Army of the Potomac, Volume 3, McClellan's First Campaign, by Russel H. Beatie
McClellan's First Campaign covers the pivotal early months of General George McClellan's Peninsula Campaign through the siege of Yorktown, the pursuit toward Richmond, and the fighting at Williamsburg. We hope these thought-provoking questions lead to a deeper inquiry of this groundbreaking study.
- The narrative unfolds largely through the eyes and from the perspective of high-ranking officers, staff officers, and politicians. Does this method of presentation offer readers any particular advantages (or disadvantages)? If so, what are they?
- McClellan's First Campaign is based upon decades of original research and many previously unused and unpublished sources-and avoids in most cases any reliance upon secondary sources. Is this a wise course of action when attempting to produce a scholarly work of this magnitude? Why or why not?
- According to Beatie, the sources he discovered and utilized in McClellan's First Campaign offer readers a significantly different perspective of General McClellan, President Lincoln, and the Yorktown Campaign. Can you identify one or more major interpretive differences between Beatie's conclusions and previously published studies?
- The traditional school of thought has long been that McClellan was an outstanding organizer but well beyond his depth as a field commander; that he despised Lincoln and treated him disrespectfully; and that he was woefully slow in moving up the Peninsula to engage the Confederates. Is this the general belief you held before reading this book? Has your view changed at all now that you have finished reading? How and why has it changed?

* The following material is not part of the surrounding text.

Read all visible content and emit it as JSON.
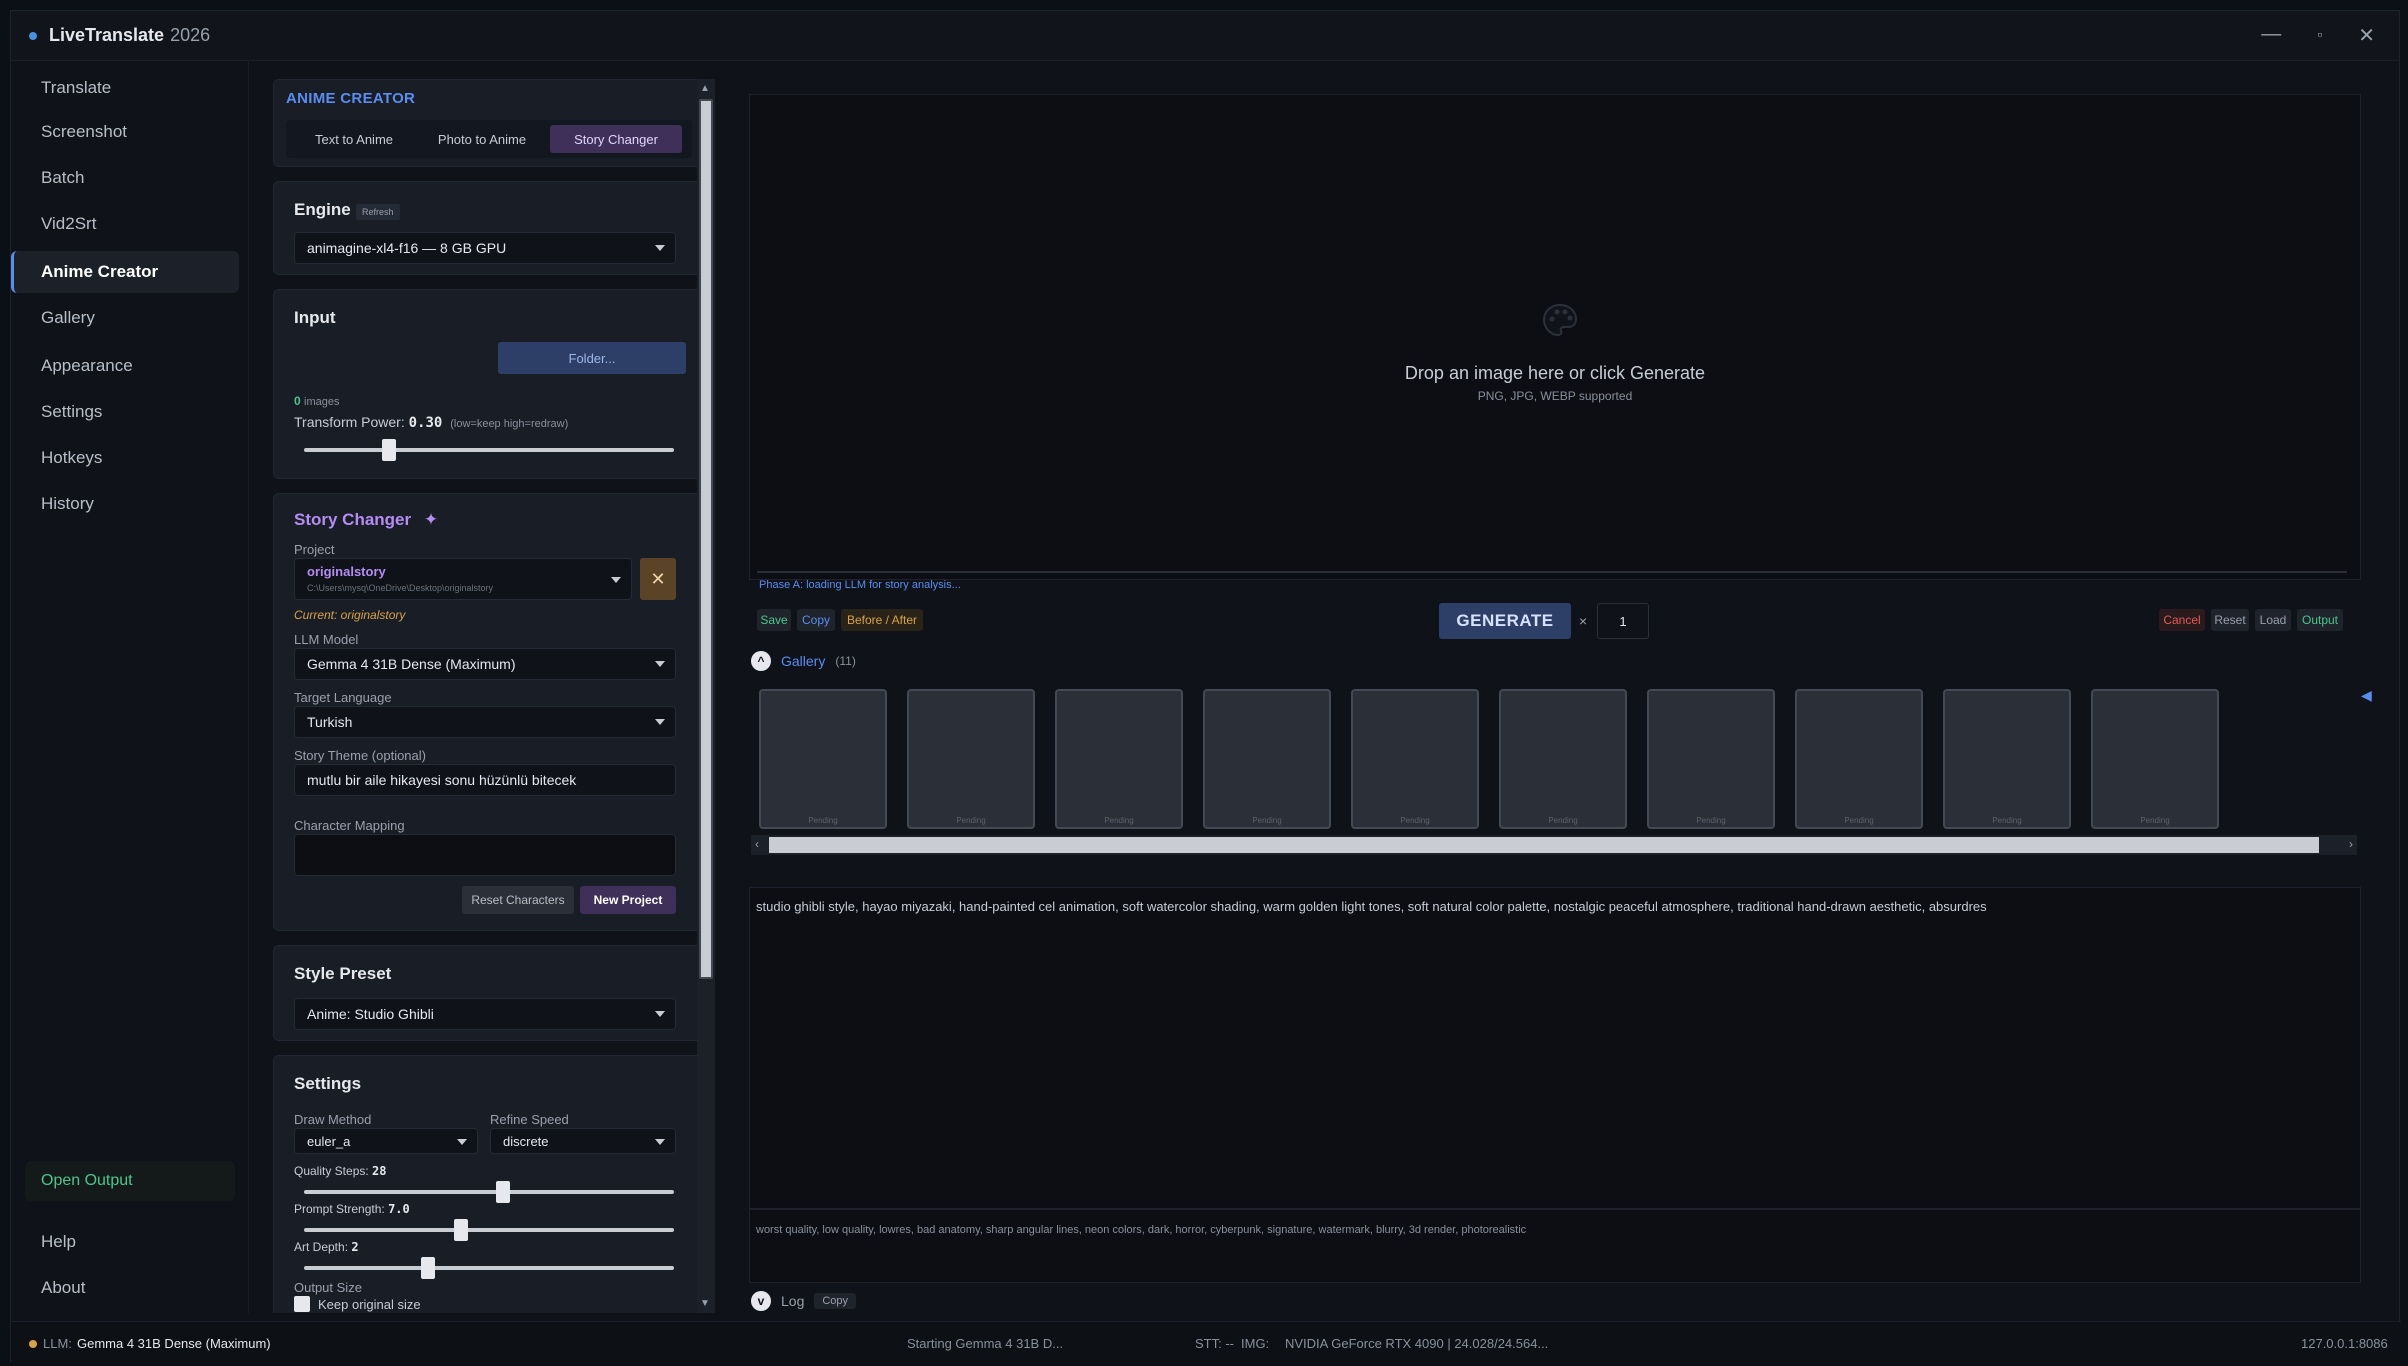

- Do you think Beatie convincingly demonstrates that President Abraham Lincoln's political and military interference made it more difficult for McClellan to succeed in the field? Why or why not?
- President Lincoln took it upon himself to devise the corps command structure of McClellan's army. What effect, if any, do you think that had on the Peninsula Campaign?
- The role of the U.S. Navy in the Peninsula Campaign is either thinly covered or ignored by most historians. Did Beatie's treatment of the Navy's role and refusal to execute on its promises change the way in which you look at McClellan's success or failure during the initial weeks of the campaign?
- What role do you think the weather played on McClellan's ability to move quickly up the Peninsula?
- What firsthand sources that Beatie relies upon are the most interesting to you, and why?
- How would you describe the relationship between McClellan and Lincoln immediately before the landing at Fort Monroe, and immediately after the fighting at Williamsburg?
- Has reading McClellan's First Campaign increased your interest in the Army of the Potomac's early war operations? Has your interest in the Peninsula Campaign increased?
- What posed the most significant obstacle McClellan and the Army of the Potomac had to overcome on Virginia's Peninsula: the Confederate defenders, the terrain/geography, or political intrigue from Washington D.C. How did you reach this conclusion, and what evidence do you have to support it?
- Who do you think was McClellan's most capable corps commander during the Peninsula campaign? Why do you believe this?